I: And I gather you’ve kind of sublimated all this by working with the Air Ambulance since?
P: Yes, Simon Hughes, who’s the anaesthetic lead for trauma in Southampton, the major trauma centre there, is ex-RAF. He and I met on the MOST course, the Hampshire and Isle of Wight Air Ambulance were recruiting, this was two years ago, Simon asked me if I’d like to be involved, and having just the military and left my pre-hospital practice behind, I was very keen, so I’ve now started flying with them. I think civilian pre-hospital practice has had a lot of work to do in recent years. It’s traditionally been a mixed bag, has always carried the stigma of being the preserve of the enthusiastic amateur, with a mixed quality involved, and I think that there’s, over the last several years been a strong initiative to try and tighten up the clinical governance, very successfully from what I’ve seen, and make it a much more professional sub-speciality into the life in this country. Certainly the Hampshire and Isle of Wight Air Ambulance, together with the Thames Valley and Chiltern Air Ambulance, have been very active in that, despite having done a year of helicopter rescue working in Australia and my MERT working elsewhere, I had to go through a two-phase competency-based training to work with the Air Ambulance, and I begrudged that not at all because I think it’s been very useful for me but it’s also very nice to be working in an organisation that you know can put its hand on its heart and say, ‘This is a highly professional organisation, which provides good quality of care’. And we recently had a CQC visit, which was able to put the rubber stamp on that, which was very nice.
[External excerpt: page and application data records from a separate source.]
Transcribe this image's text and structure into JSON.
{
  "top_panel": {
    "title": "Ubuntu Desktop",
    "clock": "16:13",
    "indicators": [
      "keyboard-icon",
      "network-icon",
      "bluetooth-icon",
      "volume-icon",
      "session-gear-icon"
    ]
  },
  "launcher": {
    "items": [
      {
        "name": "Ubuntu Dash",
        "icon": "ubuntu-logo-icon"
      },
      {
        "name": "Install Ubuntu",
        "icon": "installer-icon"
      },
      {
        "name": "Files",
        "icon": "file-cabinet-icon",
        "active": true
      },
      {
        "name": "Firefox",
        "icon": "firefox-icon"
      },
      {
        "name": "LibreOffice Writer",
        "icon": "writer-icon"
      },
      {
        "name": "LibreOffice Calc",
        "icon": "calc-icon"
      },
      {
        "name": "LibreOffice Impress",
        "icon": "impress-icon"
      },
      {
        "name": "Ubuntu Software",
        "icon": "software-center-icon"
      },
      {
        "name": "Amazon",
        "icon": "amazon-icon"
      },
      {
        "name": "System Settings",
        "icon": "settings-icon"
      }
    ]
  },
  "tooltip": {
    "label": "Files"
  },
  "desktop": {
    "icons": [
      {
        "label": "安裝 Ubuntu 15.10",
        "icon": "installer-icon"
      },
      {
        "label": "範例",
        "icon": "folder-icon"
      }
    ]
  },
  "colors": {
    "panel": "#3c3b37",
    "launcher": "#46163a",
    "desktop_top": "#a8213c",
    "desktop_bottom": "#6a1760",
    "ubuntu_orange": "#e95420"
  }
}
I: What a fantastic story. Commander Siggers, thank you very much indeed for your time.
P: Thank you for having me.